Task brief: All lines in the data bearing the string "vencim" should be identified and copied.

(Data about app and page elements)
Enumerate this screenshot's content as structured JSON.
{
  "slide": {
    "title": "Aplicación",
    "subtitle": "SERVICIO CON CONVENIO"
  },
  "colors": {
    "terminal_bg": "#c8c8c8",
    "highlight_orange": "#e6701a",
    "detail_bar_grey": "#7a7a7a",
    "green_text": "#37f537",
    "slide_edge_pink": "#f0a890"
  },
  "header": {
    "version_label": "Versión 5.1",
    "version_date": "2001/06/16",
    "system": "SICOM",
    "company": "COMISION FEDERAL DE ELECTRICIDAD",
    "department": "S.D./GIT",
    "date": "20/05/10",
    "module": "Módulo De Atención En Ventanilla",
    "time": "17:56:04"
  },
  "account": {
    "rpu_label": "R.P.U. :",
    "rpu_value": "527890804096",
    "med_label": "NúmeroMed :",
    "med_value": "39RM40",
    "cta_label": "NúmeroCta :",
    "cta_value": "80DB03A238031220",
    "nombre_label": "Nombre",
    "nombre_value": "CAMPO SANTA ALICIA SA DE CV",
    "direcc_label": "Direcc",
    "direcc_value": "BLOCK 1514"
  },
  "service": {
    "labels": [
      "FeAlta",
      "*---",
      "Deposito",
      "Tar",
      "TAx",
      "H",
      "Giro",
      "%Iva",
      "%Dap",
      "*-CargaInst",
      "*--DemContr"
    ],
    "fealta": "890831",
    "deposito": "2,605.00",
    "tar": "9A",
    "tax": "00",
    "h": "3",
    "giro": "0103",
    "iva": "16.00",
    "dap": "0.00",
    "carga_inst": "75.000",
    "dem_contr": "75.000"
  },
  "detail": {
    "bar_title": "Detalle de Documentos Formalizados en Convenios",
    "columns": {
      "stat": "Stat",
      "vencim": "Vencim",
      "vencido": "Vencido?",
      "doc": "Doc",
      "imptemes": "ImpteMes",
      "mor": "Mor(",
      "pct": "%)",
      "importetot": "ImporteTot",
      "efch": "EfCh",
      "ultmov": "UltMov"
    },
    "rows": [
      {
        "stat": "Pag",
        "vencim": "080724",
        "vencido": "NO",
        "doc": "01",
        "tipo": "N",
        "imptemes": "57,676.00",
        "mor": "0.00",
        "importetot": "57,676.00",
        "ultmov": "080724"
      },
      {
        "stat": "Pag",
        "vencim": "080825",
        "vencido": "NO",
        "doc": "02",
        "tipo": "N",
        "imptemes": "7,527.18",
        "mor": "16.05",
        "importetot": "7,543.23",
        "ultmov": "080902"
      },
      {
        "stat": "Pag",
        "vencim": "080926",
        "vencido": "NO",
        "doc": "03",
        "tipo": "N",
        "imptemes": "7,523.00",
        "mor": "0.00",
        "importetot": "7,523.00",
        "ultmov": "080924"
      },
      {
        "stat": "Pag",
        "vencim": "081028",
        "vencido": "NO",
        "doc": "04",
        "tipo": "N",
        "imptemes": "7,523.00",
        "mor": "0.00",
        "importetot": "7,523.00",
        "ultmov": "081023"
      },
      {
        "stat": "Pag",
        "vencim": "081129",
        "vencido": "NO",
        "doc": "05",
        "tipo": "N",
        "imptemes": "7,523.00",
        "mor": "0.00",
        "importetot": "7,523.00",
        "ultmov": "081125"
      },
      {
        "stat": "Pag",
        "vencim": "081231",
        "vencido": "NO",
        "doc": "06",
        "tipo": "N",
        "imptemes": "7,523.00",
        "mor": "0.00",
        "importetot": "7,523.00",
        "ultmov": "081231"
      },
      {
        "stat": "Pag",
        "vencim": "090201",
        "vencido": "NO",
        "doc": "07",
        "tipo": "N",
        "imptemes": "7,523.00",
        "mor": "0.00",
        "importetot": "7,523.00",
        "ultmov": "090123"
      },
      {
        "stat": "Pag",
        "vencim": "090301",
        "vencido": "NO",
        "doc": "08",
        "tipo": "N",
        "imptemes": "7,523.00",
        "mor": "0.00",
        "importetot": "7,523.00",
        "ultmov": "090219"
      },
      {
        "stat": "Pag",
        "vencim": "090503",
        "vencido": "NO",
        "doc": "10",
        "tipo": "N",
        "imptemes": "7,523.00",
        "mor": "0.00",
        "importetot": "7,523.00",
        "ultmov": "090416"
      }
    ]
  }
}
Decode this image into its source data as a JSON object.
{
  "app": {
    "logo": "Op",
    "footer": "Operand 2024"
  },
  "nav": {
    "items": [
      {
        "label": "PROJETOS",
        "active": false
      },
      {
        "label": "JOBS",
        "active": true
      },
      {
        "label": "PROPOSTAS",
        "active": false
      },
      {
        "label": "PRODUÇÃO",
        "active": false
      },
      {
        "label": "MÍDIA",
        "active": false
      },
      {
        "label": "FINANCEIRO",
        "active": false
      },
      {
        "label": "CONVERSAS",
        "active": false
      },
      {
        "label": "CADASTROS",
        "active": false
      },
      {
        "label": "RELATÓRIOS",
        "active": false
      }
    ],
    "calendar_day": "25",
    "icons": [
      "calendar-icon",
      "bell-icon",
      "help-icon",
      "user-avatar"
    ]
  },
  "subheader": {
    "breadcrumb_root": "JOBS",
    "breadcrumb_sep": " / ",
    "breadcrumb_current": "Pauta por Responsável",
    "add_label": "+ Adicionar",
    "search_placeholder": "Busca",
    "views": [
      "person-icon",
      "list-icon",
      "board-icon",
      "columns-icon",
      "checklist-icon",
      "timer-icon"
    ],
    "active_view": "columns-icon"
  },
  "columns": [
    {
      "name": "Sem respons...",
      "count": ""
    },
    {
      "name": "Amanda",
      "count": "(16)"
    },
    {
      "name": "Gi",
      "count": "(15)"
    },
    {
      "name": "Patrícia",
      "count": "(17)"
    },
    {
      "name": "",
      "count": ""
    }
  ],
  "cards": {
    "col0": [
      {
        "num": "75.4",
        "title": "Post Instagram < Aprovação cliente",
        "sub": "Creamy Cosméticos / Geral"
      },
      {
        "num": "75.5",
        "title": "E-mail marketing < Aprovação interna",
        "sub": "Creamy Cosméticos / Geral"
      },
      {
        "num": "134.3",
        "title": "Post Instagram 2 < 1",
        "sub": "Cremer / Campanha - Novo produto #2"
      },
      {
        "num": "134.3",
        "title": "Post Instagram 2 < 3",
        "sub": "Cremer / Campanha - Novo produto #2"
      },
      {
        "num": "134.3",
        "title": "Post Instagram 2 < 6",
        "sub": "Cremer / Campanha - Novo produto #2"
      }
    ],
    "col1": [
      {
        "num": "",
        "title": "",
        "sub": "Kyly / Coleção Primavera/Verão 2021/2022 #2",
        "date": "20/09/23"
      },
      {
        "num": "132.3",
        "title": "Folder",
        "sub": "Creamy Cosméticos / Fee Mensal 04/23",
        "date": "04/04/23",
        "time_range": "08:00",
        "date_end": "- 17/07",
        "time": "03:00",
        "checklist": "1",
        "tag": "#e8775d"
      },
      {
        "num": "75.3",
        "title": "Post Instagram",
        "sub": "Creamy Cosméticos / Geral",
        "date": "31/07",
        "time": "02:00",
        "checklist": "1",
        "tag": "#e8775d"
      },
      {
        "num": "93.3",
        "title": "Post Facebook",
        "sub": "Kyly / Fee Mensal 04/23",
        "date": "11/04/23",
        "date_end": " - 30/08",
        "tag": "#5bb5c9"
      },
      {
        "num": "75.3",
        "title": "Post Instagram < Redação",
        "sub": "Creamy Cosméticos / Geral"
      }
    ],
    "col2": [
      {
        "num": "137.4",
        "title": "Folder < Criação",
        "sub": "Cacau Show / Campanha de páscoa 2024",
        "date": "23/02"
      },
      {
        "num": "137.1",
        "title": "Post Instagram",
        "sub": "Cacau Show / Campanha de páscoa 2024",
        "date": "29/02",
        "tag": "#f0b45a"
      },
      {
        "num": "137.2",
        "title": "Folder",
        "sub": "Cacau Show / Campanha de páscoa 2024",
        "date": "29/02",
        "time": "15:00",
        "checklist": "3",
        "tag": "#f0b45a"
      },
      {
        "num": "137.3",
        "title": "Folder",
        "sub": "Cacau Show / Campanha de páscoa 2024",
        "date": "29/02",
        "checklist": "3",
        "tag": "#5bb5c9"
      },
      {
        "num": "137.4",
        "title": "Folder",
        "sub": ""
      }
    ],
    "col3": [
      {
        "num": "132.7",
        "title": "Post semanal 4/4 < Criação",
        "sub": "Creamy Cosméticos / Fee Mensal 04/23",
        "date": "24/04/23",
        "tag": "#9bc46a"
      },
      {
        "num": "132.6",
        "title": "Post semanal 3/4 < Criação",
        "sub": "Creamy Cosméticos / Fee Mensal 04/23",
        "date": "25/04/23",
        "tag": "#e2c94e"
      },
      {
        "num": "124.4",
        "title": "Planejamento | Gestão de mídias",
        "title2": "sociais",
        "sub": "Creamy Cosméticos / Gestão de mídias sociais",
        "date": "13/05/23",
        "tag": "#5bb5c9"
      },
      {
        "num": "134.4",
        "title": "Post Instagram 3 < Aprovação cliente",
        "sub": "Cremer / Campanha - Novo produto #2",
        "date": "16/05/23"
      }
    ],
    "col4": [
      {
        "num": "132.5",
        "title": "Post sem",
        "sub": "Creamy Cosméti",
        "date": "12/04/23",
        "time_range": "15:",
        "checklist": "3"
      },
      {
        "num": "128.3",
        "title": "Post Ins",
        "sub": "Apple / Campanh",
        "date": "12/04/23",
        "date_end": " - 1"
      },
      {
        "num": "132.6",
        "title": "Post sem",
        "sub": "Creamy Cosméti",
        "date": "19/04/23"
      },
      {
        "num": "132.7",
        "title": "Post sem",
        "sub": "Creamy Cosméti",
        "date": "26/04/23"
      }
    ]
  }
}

Output for this task:
      "vencim": "Vencim",
        "vencim": "080724",
        "vencim": "080825",
        "vencim": "080926",
        "vencim": "081028",
        "vencim": "081129",
        "vencim": "081231",
        "vencim": "090201",
        "vencim": "090301",
        "vencim": "090503",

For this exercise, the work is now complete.